WHAT TO PRODUCE: If a line of the records holds the word "title", copy it out.

RECORDS PROVIDED:
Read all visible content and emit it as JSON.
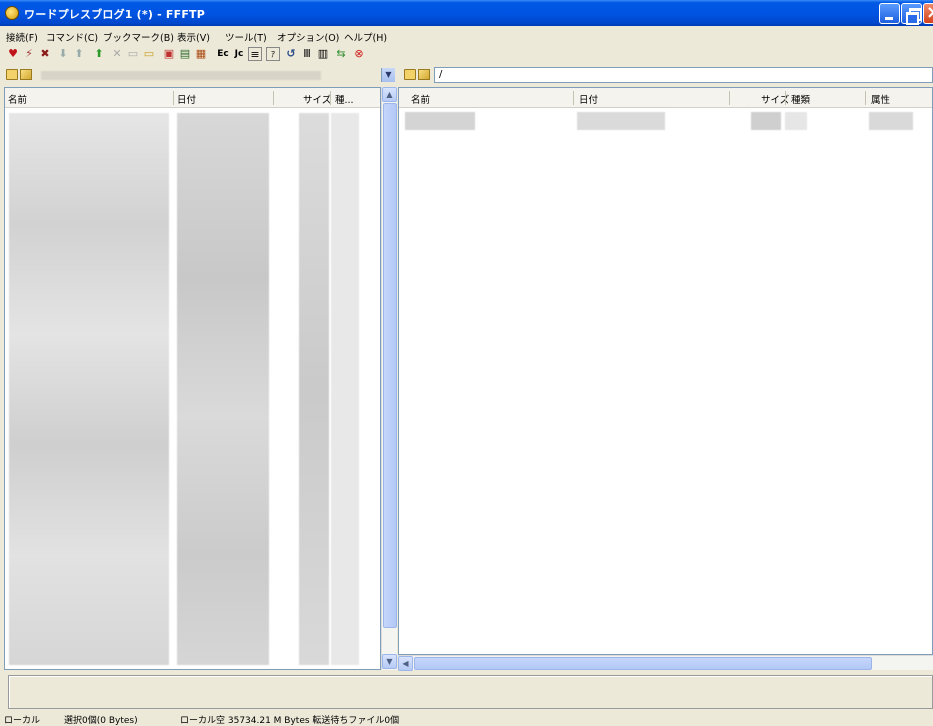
{
  "window": {
    "title": "ワードプレスブログ1 (*) - FFFTP"
  },
  "menu": [
    "接続(F)",
    "コマンド(C)",
    "ブックマーク(B)",
    "表示(V)",
    "ツール(T)",
    "オプション(O)",
    "ヘルプ(H)"
  ],
  "local": {
    "path": "",
    "columns": [
      "名前",
      "日付",
      "サイズ",
      "種..."
    ]
  },
  "remote": {
    "path": "/",
    "columns": [
      "名前",
      "日付",
      "サイズ",
      "種類",
      "属性"
    ]
  },
  "status": {
    "side": "ローカル",
    "selection": "選択0個(0 Bytes)",
    "free": "ローカル空 35734.21 M Bytes 転送待ちファイル0個"
  },
  "toolbar_icons": [
    "connect-icon",
    "quick-connect-icon",
    "disconnect-icon",
    "download-icon",
    "upload-icon",
    "mirror-upload-icon",
    "delete-icon",
    "rename-icon",
    "mkdir-icon",
    "chdir-icon",
    "list-icon",
    "report-icon",
    "sjis-icon",
    "jis-icon",
    "euc-icon",
    "halfwidth-kana-icon",
    "refresh-icon",
    "list-view-icon",
    "detail-view-icon",
    "sync-icon",
    "stop-icon"
  ]
}
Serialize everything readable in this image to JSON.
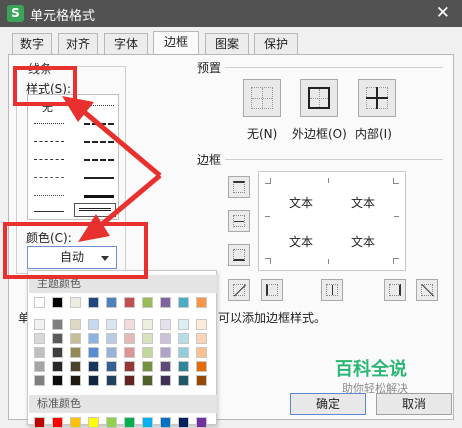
{
  "window": {
    "title": "单元格格式",
    "logo": "S",
    "close": "✕"
  },
  "tabs": [
    "数字",
    "对齐",
    "字体",
    "边框",
    "图案",
    "保护"
  ],
  "active_tab": "边框",
  "line_group": {
    "title": "线条",
    "style_label": "样式(S):",
    "none_label": "无",
    "color_label": "颜色(C):",
    "color_value": "自动"
  },
  "presets": {
    "title": "预置",
    "none": "无(N)",
    "outline": "外边框(O)",
    "inside": "内部(I)"
  },
  "border": {
    "title": "边框",
    "preview_text": [
      "文本",
      "文本",
      "文本",
      "文本"
    ]
  },
  "hint_text": "单",
  "hint_text_tail": "可以添加边框样式。",
  "buttons": {
    "ok": "确定",
    "cancel": "取消"
  },
  "color_popup": {
    "theme_label": "主题颜色",
    "standard_label": "标准颜色",
    "theme_top": [
      "#ffffff",
      "#000000",
      "#eeece1",
      "#1f497d",
      "#4f81bd",
      "#c0504d",
      "#9bbb59",
      "#8064a2",
      "#4bacc6",
      "#f79646"
    ],
    "theme_shades": [
      [
        "#f2f2f2",
        "#7f7f7f",
        "#ddd9c3",
        "#c6d9f0",
        "#dbe5f1",
        "#f2dcdb",
        "#ebf1dd",
        "#e5e0ec",
        "#dbeef3",
        "#fdeada"
      ],
      [
        "#d8d8d8",
        "#595959",
        "#c4bd97",
        "#8db3e2",
        "#b8cce4",
        "#e5b9b7",
        "#d7e3bc",
        "#ccc1d9",
        "#b7dde8",
        "#fbd5b5"
      ],
      [
        "#bfbfbf",
        "#3f3f3f",
        "#938953",
        "#548dd4",
        "#95b3d7",
        "#d99694",
        "#c3d69b",
        "#b2a2c7",
        "#92cddc",
        "#fac08f"
      ],
      [
        "#a5a5a5",
        "#262626",
        "#494429",
        "#17365d",
        "#366092",
        "#953734",
        "#76923c",
        "#5f497a",
        "#31859b",
        "#e36c09"
      ],
      [
        "#7f7f7f",
        "#0c0c0c",
        "#1d1b10",
        "#0f243e",
        "#244061",
        "#632423",
        "#4f6128",
        "#3f3151",
        "#205867",
        "#974806"
      ]
    ],
    "standard": [
      "#c00000",
      "#ff0000",
      "#ffc000",
      "#ffff00",
      "#92d050",
      "#00b050",
      "#00b0f0",
      "#0070c0",
      "#002060",
      "#7030a0"
    ]
  },
  "watermark": {
    "brand": "百科全说",
    "sub": "助你轻松解决"
  },
  "accent_red": "#e8312f"
}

ANSWER BOX:
    "title": "ワードプレスブログ1 (*) - FFFTP"
    "title": "单元格格式",
    "title": "线条",
    "title": "预置",
    "title": "边框",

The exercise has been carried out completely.